The records underneath are to be printed in full and exactly, with no pictures carried over.

━━━━━━

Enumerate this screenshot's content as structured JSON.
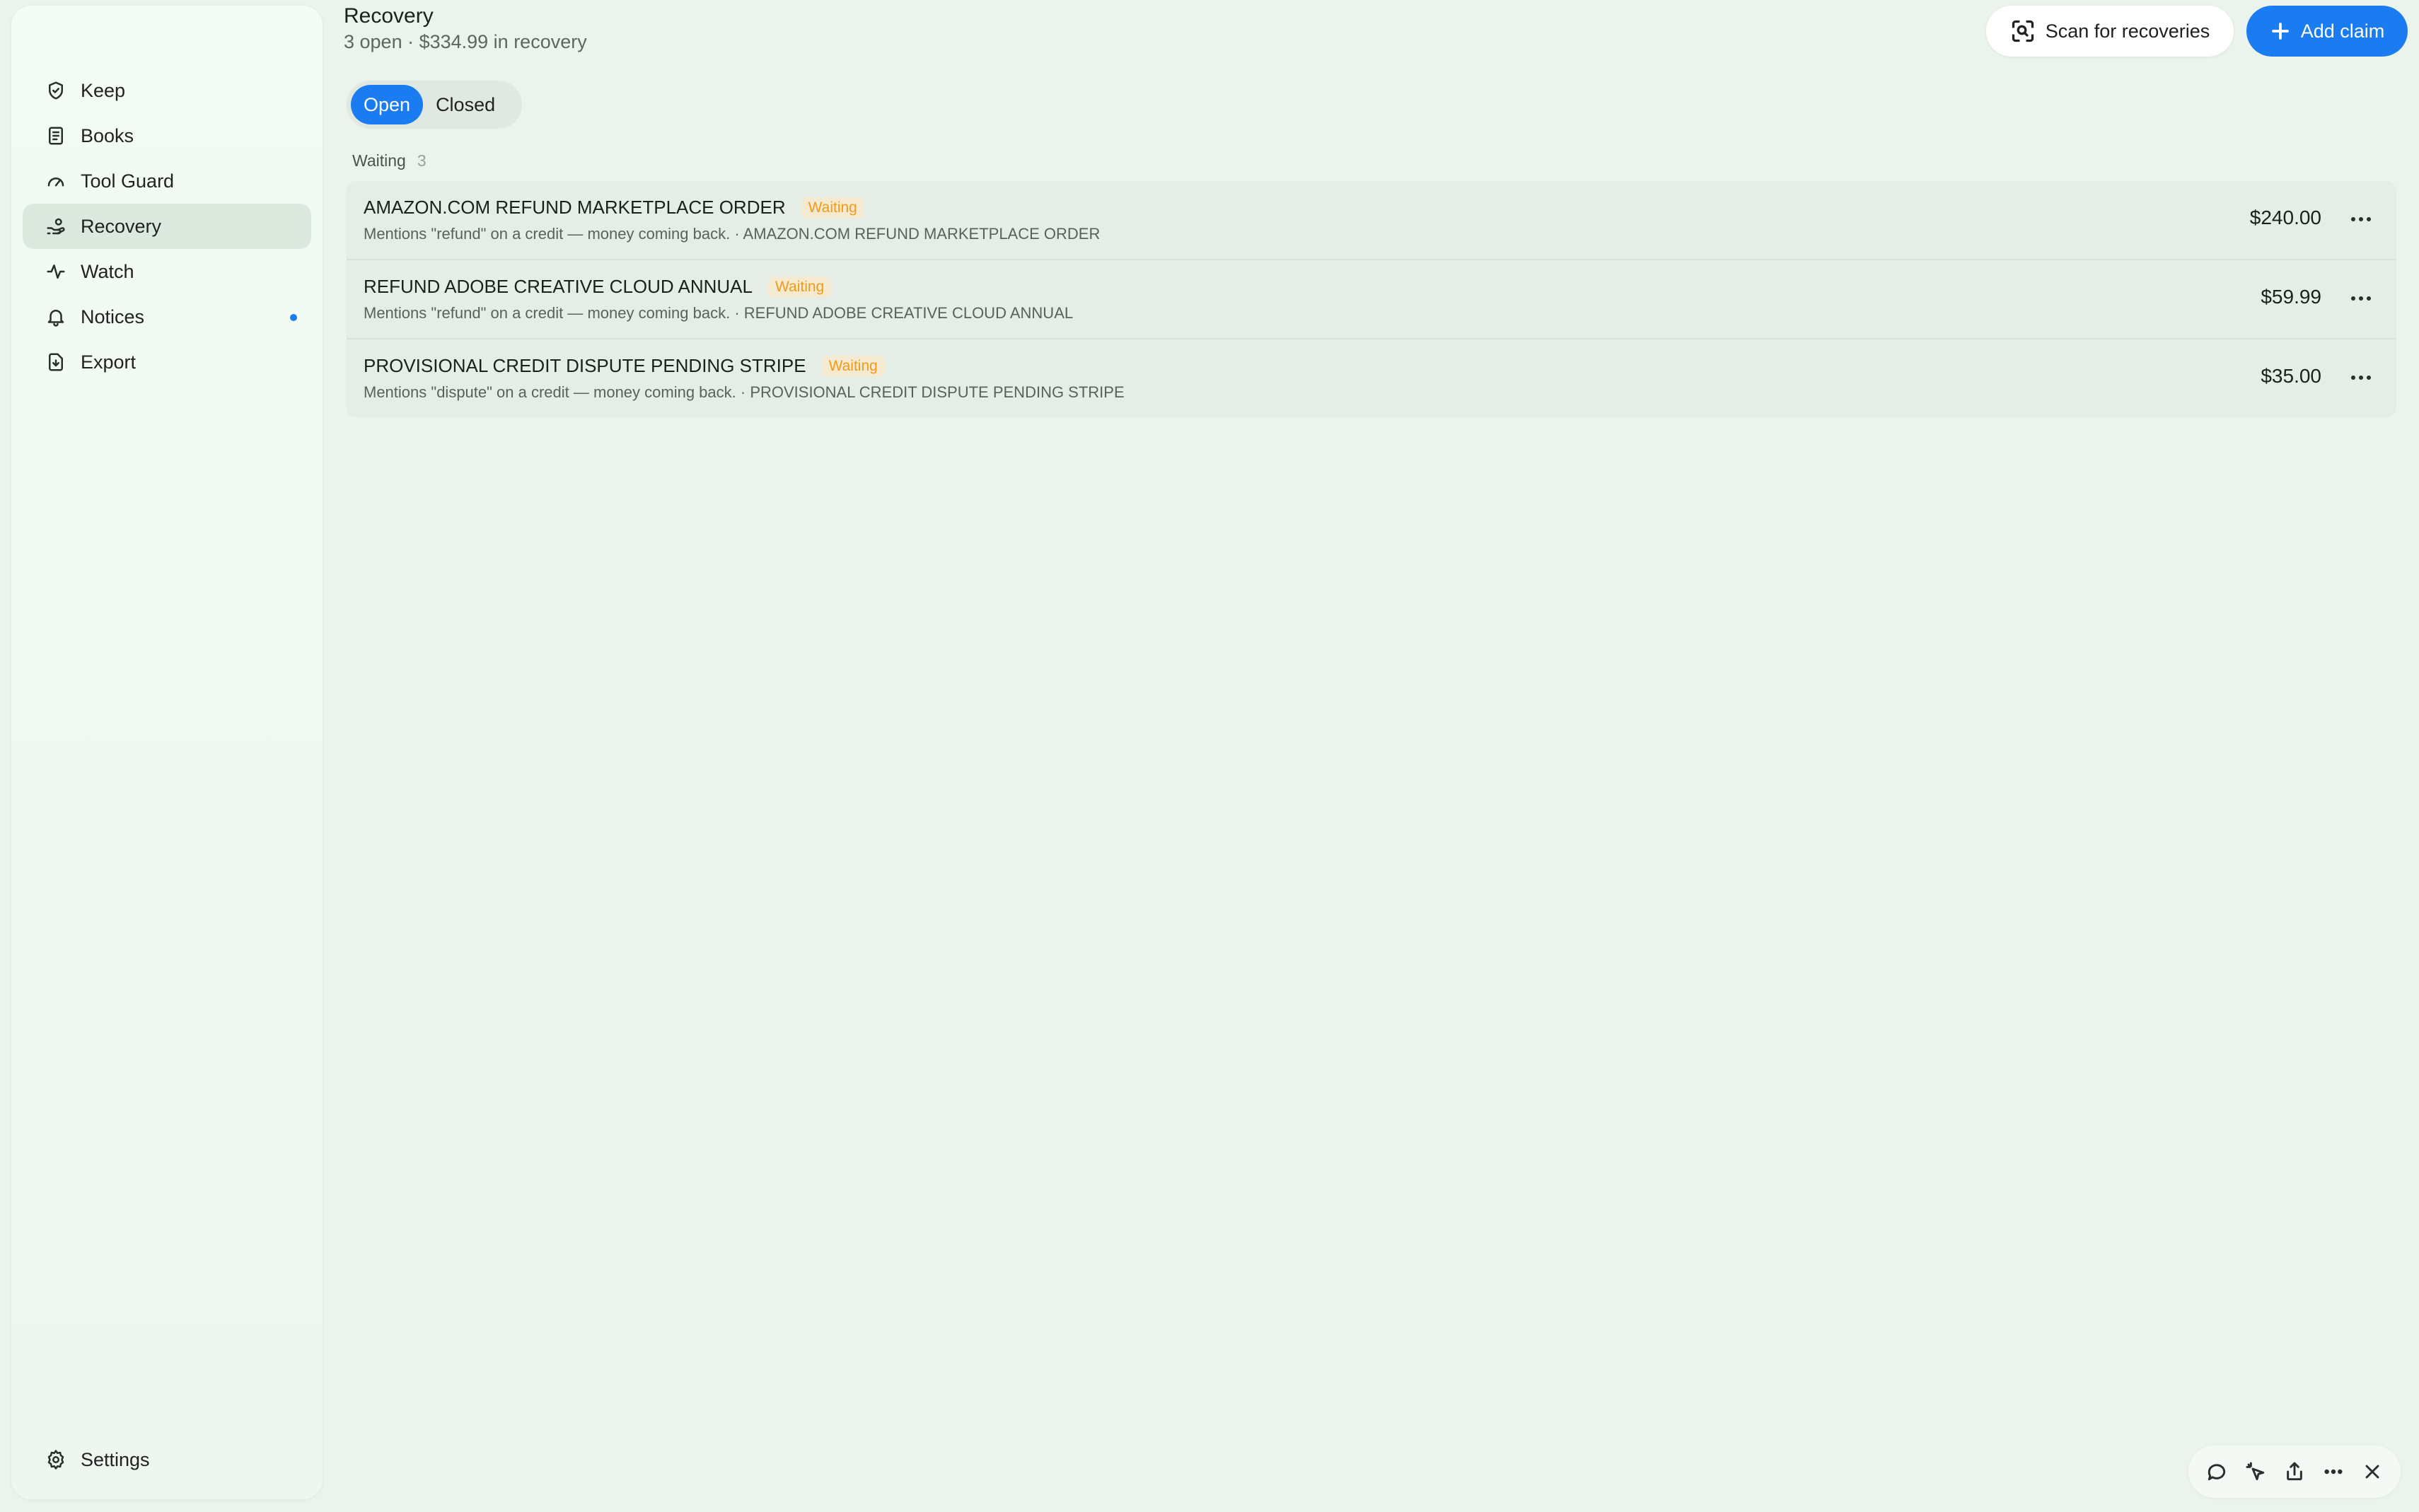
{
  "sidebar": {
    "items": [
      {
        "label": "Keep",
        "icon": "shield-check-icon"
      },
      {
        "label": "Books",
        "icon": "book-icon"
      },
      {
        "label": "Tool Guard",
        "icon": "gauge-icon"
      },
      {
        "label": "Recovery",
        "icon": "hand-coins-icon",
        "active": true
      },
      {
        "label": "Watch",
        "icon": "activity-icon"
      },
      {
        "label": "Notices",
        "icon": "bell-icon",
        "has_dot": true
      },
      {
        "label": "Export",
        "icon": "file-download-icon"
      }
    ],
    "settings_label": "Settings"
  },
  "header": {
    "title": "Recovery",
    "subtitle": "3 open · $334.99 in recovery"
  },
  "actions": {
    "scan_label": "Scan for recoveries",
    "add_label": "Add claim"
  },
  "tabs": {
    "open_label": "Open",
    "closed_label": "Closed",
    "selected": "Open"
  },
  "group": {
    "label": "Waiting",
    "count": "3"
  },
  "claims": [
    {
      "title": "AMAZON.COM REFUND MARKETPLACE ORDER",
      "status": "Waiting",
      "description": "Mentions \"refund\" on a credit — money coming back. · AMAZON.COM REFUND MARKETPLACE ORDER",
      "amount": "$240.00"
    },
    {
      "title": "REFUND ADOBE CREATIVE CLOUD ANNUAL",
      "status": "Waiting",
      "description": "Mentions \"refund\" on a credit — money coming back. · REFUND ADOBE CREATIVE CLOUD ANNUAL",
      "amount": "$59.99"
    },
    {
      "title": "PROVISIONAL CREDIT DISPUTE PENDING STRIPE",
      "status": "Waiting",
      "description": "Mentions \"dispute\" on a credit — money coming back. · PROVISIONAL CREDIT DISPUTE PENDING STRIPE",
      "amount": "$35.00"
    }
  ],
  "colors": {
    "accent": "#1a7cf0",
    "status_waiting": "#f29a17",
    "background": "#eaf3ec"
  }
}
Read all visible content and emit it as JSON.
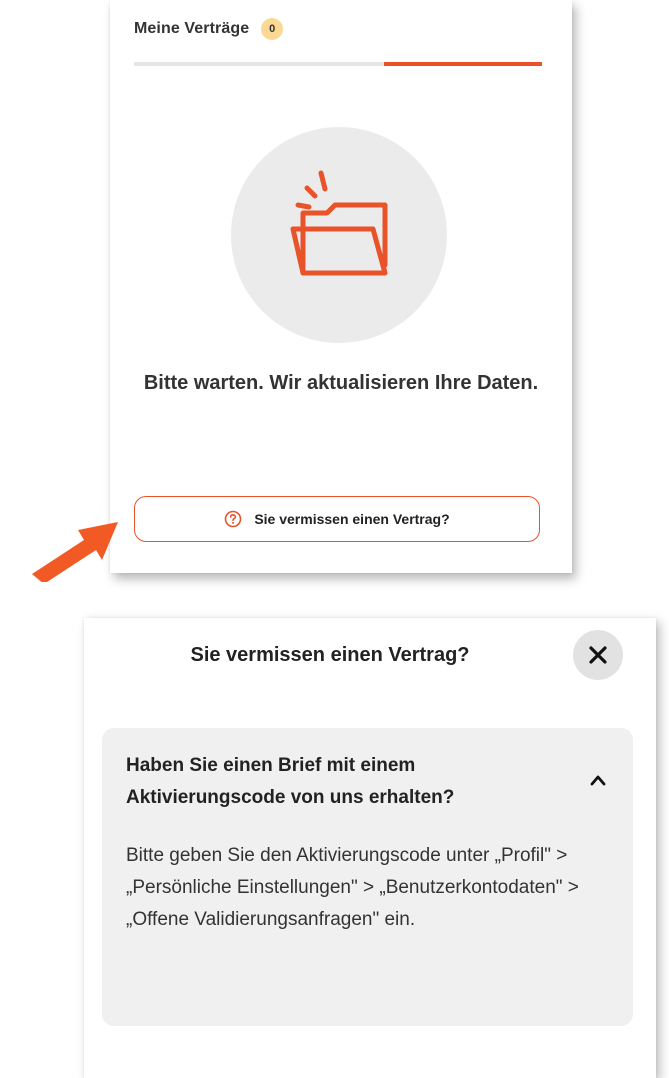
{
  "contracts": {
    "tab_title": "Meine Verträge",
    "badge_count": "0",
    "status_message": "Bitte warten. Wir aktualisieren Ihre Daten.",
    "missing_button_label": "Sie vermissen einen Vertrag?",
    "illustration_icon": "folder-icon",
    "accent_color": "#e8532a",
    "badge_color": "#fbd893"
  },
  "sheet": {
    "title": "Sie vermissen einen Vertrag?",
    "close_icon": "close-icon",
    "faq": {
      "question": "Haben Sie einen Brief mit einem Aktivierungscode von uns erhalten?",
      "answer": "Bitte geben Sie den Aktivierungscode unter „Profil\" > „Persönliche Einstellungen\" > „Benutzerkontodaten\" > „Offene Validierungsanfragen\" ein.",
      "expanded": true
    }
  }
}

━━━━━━

• [ANSWER SPACE]:
Enumerate this screenshot's content as structured JSON.
{
  "sidebar": {
    "items": [
      {
        "label": "Keep",
        "icon": "shield-check-icon"
      },
      {
        "label": "Books",
        "icon": "book-icon"
      },
      {
        "label": "Tool Guard",
        "icon": "gauge-icon"
      },
      {
        "label": "Recovery",
        "icon": "hand-coins-icon",
        "active": true
      },
      {
        "label": "Watch",
        "icon": "activity-icon"
      },
      {
        "label": "Notices",
        "icon": "bell-icon",
        "has_dot": true
      },
      {
        "label": "Export",
        "icon": "file-download-icon"
      }
    ],
    "settings_label": "Settings"
  },
  "header": {
    "title": "Recovery",
    "subtitle": "3 open · $334.99 in recovery"
  },
  "actions": {
    "scan_label": "Scan for recoveries",
    "add_label": "Add claim"
  },
  "tabs": {
    "open_label": "Open",
    "closed_label": "Closed",
    "selected": "Open"
  },
  "group": {
    "label": "Waiting",
    "count": "3"
  },
  "claims": [
    {
      "title": "AMAZON.COM REFUND MARKETPLACE ORDER",
      "status": "Waiting",
      "description": "Mentions \"refund\" on a credit — money coming back. · AMAZON.COM REFUND MARKETPLACE ORDER",
      "amount": "$240.00"
    },
    {
      "title": "REFUND ADOBE CREATIVE CLOUD ANNUAL",
      "status": "Waiting",
      "description": "Mentions \"refund\" on a credit — money coming back. · REFUND ADOBE CREATIVE CLOUD ANNUAL",
      "amount": "$59.99"
    },
    {
      "title": "PROVISIONAL CREDIT DISPUTE PENDING STRIPE",
      "status": "Waiting",
      "description": "Mentions \"dispute\" on a credit — money coming back. · PROVISIONAL CREDIT DISPUTE PENDING STRIPE",
      "amount": "$35.00"
    }
  ],
  "colors": {
    "accent": "#1a7cf0",
    "status_waiting": "#f29a17",
    "background": "#eaf3ec"
  }
}
Read all visible content and emit it as JSON.
{
  "contracts": {
    "tab_title": "Meine Verträge",
    "badge_count": "0",
    "status_message": "Bitte warten. Wir aktualisieren Ihre Daten.",
    "missing_button_label": "Sie vermissen einen Vertrag?",
    "illustration_icon": "folder-icon",
    "accent_color": "#e8532a",
    "badge_color": "#fbd893"
  },
  "sheet": {
    "title": "Sie vermissen einen Vertrag?",
    "close_icon": "close-icon",
    "faq": {
      "question": "Haben Sie einen Brief mit einem Aktivierungscode von uns erhalten?",
      "answer": "Bitte geben Sie den Aktivierungscode unter „Profil\" > „Persönliche Einstellungen\" > „Benutzerkontodaten\" > „Offene Validierungsanfragen\" ein.",
      "expanded": true
    }
  }
}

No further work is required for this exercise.